What Tires Am I Running at the Race?
This has been a rainy week in Ohio and although most of the course will be in good shape, there will definitely be some muddy sections. I will be running a Kenda Nevegal (Check out the reviews) on my front tire for grip and a Kenda Kozmik Lite II (Check out the reviews) on the rear. Right now the Kozmik Lite II is my favorite XC race tire and I will be running it on the front and back for most of my races this season. Which tires do you like to run in the early spring season? Do you change tires as the season goes along? Let me know your strategy in the comment section. I’d love to hear it.
My New Bike Rack is Awesome!!!
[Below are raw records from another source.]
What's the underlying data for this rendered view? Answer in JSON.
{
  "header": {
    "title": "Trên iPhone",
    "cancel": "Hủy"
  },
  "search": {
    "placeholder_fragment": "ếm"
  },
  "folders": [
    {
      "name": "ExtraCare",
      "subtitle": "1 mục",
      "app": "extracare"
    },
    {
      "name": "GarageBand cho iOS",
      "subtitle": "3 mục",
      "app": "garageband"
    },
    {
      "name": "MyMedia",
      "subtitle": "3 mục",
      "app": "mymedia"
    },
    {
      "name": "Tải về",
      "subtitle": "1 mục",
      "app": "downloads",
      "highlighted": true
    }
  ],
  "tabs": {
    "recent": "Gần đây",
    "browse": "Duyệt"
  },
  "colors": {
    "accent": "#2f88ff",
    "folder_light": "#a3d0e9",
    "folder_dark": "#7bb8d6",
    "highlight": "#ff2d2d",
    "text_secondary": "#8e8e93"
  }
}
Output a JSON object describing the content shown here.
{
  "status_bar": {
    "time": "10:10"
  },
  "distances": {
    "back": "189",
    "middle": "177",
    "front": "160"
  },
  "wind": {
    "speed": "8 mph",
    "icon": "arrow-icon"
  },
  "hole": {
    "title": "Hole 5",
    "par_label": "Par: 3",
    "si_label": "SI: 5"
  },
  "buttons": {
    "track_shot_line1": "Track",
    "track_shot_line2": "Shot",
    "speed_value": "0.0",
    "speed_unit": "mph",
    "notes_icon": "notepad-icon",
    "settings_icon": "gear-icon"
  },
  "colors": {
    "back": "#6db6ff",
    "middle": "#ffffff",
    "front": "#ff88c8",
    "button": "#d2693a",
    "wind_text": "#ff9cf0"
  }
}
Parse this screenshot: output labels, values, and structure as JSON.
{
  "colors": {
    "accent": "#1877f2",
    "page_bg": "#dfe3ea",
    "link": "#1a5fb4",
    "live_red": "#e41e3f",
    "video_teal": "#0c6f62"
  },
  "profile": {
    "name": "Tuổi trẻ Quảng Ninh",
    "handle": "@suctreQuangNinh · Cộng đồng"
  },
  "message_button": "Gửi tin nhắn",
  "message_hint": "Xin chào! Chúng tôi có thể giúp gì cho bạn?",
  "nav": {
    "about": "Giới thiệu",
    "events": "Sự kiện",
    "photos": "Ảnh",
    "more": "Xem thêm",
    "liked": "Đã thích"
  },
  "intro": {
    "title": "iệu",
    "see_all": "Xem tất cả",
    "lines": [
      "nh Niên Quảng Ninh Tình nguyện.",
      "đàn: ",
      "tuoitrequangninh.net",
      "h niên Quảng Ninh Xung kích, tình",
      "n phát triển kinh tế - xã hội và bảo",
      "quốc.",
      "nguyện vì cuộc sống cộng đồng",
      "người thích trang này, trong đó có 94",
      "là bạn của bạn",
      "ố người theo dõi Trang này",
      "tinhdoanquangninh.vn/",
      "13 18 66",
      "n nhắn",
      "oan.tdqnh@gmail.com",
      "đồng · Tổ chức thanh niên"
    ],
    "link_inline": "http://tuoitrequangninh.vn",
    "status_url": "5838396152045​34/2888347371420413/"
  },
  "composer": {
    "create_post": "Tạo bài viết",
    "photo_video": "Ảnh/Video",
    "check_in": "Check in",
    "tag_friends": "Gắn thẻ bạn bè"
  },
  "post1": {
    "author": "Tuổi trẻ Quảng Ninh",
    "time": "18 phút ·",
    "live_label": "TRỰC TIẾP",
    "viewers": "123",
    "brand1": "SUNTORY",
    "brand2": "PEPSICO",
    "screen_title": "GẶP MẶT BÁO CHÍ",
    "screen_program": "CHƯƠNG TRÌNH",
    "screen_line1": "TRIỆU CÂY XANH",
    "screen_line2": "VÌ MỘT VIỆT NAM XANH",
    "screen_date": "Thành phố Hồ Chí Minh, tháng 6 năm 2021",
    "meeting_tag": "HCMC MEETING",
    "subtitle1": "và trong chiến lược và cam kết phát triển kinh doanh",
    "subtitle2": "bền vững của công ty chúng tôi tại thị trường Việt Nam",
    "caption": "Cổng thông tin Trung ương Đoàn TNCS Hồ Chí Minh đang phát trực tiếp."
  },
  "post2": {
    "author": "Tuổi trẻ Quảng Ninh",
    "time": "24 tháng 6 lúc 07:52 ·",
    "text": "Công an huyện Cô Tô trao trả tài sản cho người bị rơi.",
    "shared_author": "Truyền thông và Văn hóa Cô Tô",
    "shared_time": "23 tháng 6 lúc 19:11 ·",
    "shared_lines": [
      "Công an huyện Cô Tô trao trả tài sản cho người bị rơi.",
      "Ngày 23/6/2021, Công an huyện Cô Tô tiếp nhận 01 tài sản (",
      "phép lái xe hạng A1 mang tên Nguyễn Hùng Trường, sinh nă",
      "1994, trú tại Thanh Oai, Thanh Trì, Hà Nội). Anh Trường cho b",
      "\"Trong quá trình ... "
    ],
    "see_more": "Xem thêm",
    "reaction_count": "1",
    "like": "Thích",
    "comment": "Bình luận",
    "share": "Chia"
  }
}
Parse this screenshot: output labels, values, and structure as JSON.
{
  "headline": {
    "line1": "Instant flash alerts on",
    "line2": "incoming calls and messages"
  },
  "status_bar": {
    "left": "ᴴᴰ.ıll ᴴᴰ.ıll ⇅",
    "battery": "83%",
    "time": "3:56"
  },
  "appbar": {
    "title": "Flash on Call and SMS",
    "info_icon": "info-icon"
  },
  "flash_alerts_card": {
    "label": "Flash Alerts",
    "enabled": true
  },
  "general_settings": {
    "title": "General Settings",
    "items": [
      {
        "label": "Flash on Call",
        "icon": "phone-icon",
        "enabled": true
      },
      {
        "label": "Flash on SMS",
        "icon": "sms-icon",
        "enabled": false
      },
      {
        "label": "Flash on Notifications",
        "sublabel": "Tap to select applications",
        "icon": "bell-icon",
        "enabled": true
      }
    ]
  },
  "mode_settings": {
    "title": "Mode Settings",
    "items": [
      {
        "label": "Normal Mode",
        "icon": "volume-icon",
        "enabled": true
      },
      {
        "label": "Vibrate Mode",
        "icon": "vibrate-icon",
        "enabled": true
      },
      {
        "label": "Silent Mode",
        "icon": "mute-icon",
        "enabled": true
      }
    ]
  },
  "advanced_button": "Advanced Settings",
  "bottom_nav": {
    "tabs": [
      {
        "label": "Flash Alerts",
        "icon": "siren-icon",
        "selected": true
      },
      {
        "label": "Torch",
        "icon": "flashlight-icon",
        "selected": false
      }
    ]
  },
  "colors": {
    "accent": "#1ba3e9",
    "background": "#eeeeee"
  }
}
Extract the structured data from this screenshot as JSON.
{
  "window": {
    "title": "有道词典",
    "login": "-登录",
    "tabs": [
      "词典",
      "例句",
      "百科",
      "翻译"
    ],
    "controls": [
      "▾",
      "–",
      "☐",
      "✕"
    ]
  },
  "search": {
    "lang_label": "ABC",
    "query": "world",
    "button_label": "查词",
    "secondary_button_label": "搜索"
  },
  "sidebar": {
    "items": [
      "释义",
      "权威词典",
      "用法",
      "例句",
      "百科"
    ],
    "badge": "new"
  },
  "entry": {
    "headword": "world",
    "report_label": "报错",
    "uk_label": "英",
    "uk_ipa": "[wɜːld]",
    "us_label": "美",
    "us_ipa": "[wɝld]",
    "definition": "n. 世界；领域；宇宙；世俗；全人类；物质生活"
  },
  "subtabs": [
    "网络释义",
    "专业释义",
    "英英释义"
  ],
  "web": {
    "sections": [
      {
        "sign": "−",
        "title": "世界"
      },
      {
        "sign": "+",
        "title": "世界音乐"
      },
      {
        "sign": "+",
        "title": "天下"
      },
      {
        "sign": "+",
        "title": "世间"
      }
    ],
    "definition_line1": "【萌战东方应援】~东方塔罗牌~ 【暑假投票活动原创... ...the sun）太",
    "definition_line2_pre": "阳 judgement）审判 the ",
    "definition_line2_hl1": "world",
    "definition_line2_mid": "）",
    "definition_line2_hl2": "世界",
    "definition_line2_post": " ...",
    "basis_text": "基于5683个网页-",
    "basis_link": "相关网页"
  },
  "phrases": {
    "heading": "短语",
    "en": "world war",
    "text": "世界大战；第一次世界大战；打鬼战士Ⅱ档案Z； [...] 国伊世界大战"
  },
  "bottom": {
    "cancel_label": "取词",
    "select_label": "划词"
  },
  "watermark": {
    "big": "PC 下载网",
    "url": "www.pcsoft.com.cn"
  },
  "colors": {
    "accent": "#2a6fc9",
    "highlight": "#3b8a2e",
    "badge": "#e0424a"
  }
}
I recently purchased a Yakima Fullswing hitch-mounted 4-bike carrier (Check out the reviews) from roll: Polaris here in Columbus. So far it’s been an awesome upgrade from my Thule bike carrier (Check out the reviews of the Thule Vertex 9029 which is a newer version of the rack that I had. This one looks much nicer than my rack). The Fullswing swings completely out of the way of the tailgate. With my old rack I wasn’t able to open up the rear door to my vehicle. Now I have full access to the back of my car and it feels like such a luxury! The other thing that I really like is the carrier can be removed without tools. There is a lockable dial that you can twist to securely attach the carrier to the car. A few extra turns of the dial increases the tension of the mount and prevents the rack from swinging or vibrating when you drive. This makes it easier to take the rack off when it’s not in use and has the potential to add years of use to the device. I do miss the stretchable straps that attach the bike on the Thule carrier, but that is very minor compared to all the other things I love about the Yakima. Check out the price of the Yakima Fullswing Bike Carrier on Amazon. If you love your bike rack, let me know which one you have it and why in the comment section. I’d love to learn about it, so I can recommend it to other people who read Quickdirt.